● Work item:
Pull every line with "icon" from the data.
________
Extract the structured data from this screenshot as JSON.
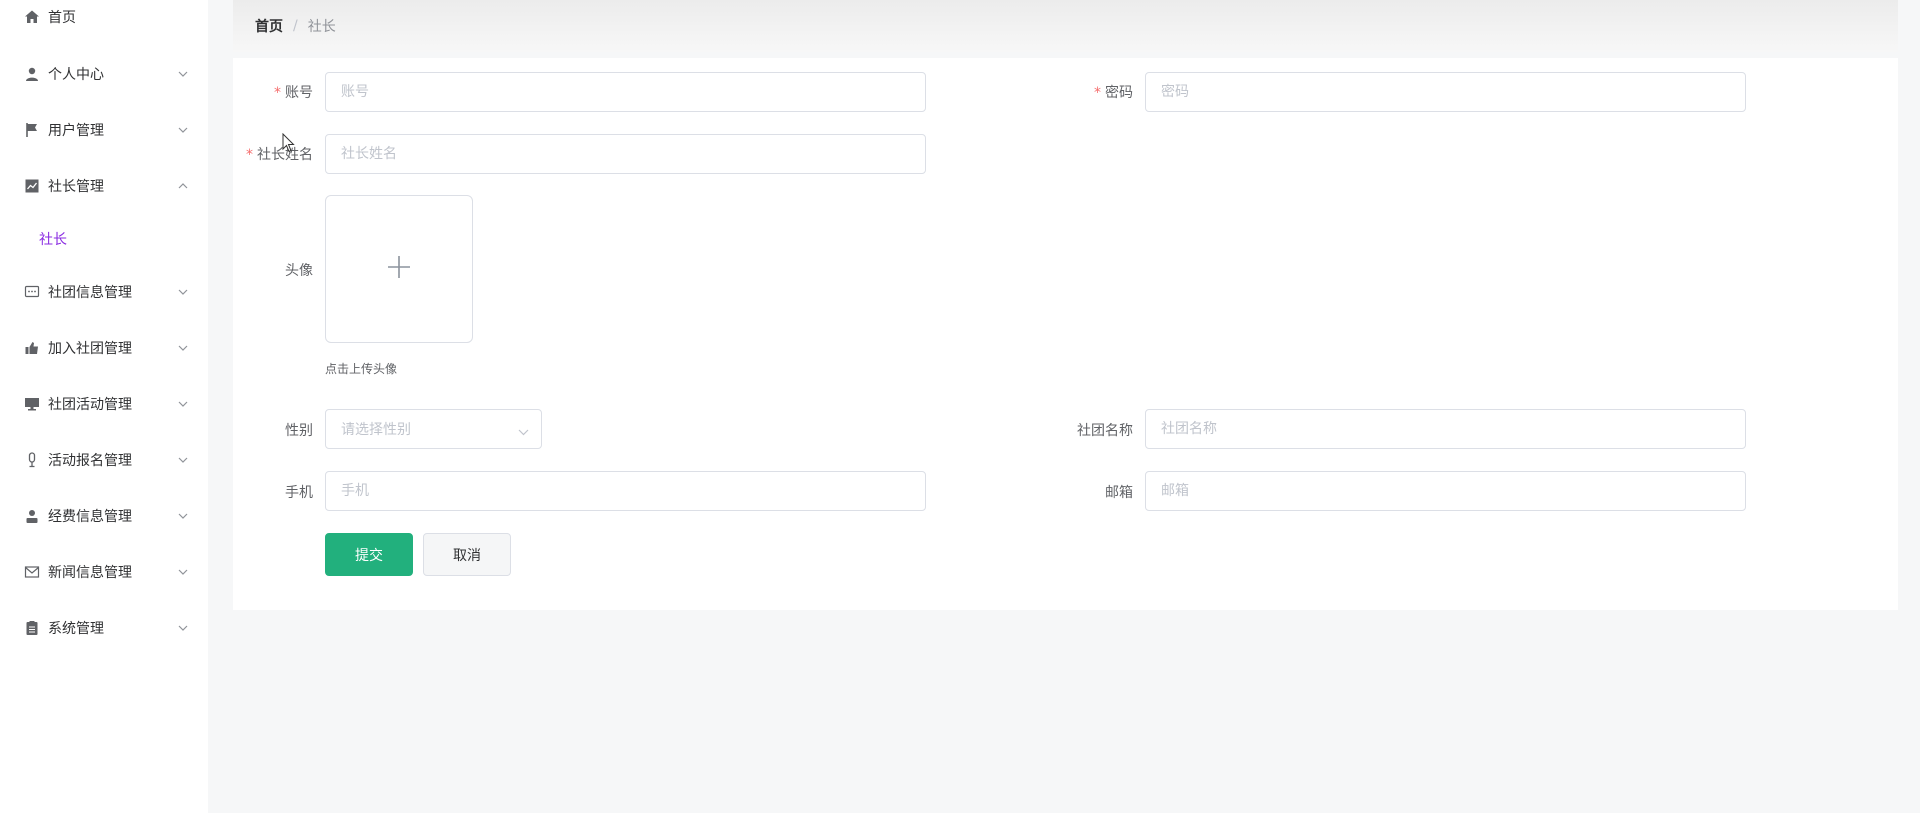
{
  "sidebar": {
    "home": {
      "label": "首页",
      "icon": "home-icon"
    },
    "items": [
      {
        "label": "个人中心",
        "icon": "user-icon",
        "expanded": false
      },
      {
        "label": "用户管理",
        "icon": "flag-icon",
        "expanded": false
      },
      {
        "label": "社长管理",
        "icon": "chart-icon",
        "expanded": true,
        "children": [
          {
            "label": "社长",
            "active": true
          }
        ]
      },
      {
        "label": "社团信息管理",
        "icon": "chat-icon",
        "expanded": false
      },
      {
        "label": "加入社团管理",
        "icon": "thumb-icon",
        "expanded": false
      },
      {
        "label": "社团活动管理",
        "icon": "monitor-icon",
        "expanded": false
      },
      {
        "label": "活动报名管理",
        "icon": "mic-icon",
        "expanded": false
      },
      {
        "label": "经费信息管理",
        "icon": "person-icon",
        "expanded": false
      },
      {
        "label": "新闻信息管理",
        "icon": "mail-icon",
        "expanded": false
      },
      {
        "label": "系统管理",
        "icon": "clipboard-icon",
        "expanded": false
      }
    ],
    "active_color": "#8a2be2"
  },
  "breadcrumb": {
    "home": "首页",
    "separator": "/",
    "current": "社长"
  },
  "form": {
    "account": {
      "label": "账号",
      "placeholder": "账号",
      "required": true
    },
    "password": {
      "label": "密码",
      "placeholder": "密码",
      "required": true
    },
    "president_name": {
      "label": "社长姓名",
      "placeholder": "社长姓名",
      "required": true
    },
    "avatar": {
      "label": "头像",
      "tip": "点击上传头像"
    },
    "gender": {
      "label": "性别",
      "placeholder": "请选择性别"
    },
    "club_name": {
      "label": "社团名称",
      "placeholder": "社团名称"
    },
    "phone": {
      "label": "手机",
      "placeholder": "手机"
    },
    "email": {
      "label": "邮箱",
      "placeholder": "邮箱"
    },
    "submit_label": "提交",
    "cancel_label": "取消"
  },
  "colors": {
    "primary": "#22b07d",
    "required": "#f56c6c"
  }
}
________
● Task response:
      "icon": "home-icon"
        "icon": "user-icon",
        "icon": "flag-icon",
        "icon": "chart-icon",
        "icon": "chat-icon",
        "icon": "thumb-icon",
        "icon": "monitor-icon",
        "icon": "mic-icon",
        "icon": "person-icon",
        "icon": "mail-icon",
        "icon": "clipboard-icon",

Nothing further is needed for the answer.